Go through the entries below and copy each line that holds the word "title".

··········

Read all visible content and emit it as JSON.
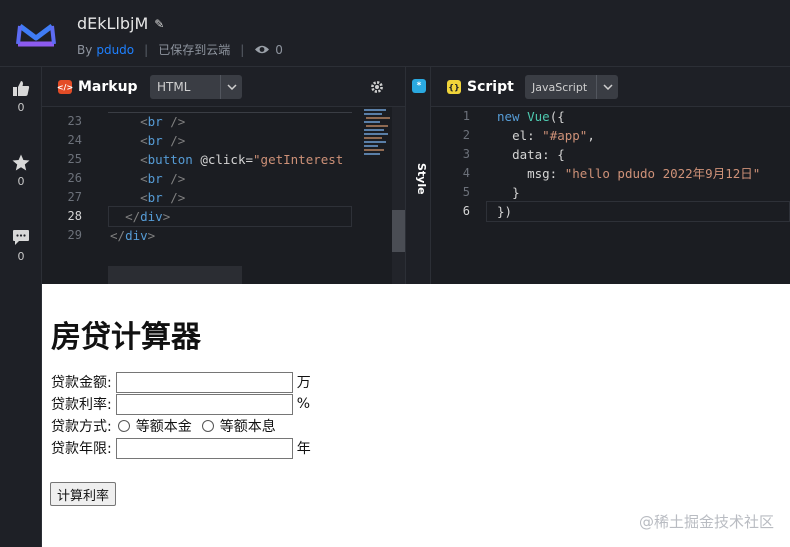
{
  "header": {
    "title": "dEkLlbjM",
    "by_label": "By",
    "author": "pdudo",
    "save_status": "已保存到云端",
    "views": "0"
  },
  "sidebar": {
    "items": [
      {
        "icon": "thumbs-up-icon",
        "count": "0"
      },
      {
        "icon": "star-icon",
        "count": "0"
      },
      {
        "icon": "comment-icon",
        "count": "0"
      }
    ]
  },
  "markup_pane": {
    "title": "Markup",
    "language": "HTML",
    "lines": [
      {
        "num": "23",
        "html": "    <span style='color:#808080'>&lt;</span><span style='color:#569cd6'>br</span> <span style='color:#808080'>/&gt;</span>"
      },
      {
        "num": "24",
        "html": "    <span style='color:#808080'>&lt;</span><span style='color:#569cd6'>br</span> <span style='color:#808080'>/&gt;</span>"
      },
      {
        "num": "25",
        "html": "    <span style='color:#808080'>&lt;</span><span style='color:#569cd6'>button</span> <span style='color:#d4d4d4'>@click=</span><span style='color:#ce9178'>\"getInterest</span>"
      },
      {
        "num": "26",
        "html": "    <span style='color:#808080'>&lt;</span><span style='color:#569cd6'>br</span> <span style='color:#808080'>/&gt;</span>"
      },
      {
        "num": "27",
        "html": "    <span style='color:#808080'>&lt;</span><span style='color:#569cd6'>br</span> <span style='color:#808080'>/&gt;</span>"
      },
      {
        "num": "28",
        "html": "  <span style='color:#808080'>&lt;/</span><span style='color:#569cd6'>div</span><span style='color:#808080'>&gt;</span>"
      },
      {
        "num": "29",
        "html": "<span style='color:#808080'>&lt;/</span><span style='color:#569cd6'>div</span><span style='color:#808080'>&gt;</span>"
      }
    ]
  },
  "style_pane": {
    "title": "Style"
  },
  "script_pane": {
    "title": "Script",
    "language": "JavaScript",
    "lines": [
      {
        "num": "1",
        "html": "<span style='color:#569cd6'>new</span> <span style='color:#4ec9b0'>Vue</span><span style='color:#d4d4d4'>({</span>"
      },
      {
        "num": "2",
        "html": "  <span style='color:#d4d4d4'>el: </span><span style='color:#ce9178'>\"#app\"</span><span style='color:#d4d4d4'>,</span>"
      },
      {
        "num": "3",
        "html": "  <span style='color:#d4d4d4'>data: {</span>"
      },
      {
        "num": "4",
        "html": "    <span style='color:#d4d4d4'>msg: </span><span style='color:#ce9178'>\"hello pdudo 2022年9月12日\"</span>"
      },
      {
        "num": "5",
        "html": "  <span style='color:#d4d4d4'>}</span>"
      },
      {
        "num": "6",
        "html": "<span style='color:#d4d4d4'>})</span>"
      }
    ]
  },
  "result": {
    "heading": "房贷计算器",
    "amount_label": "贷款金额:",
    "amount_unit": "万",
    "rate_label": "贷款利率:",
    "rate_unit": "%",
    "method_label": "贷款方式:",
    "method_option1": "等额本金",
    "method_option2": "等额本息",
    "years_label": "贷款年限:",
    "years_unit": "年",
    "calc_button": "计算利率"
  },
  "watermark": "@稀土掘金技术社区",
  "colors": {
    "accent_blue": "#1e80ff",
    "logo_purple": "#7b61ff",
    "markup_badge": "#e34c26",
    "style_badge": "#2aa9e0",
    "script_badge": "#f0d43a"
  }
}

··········

> **ANSWER TO THE EXERCISE**:
    "title": "dEkLlbjM",
    "title": "Markup",
    "title": "Style"
    "title": "Script",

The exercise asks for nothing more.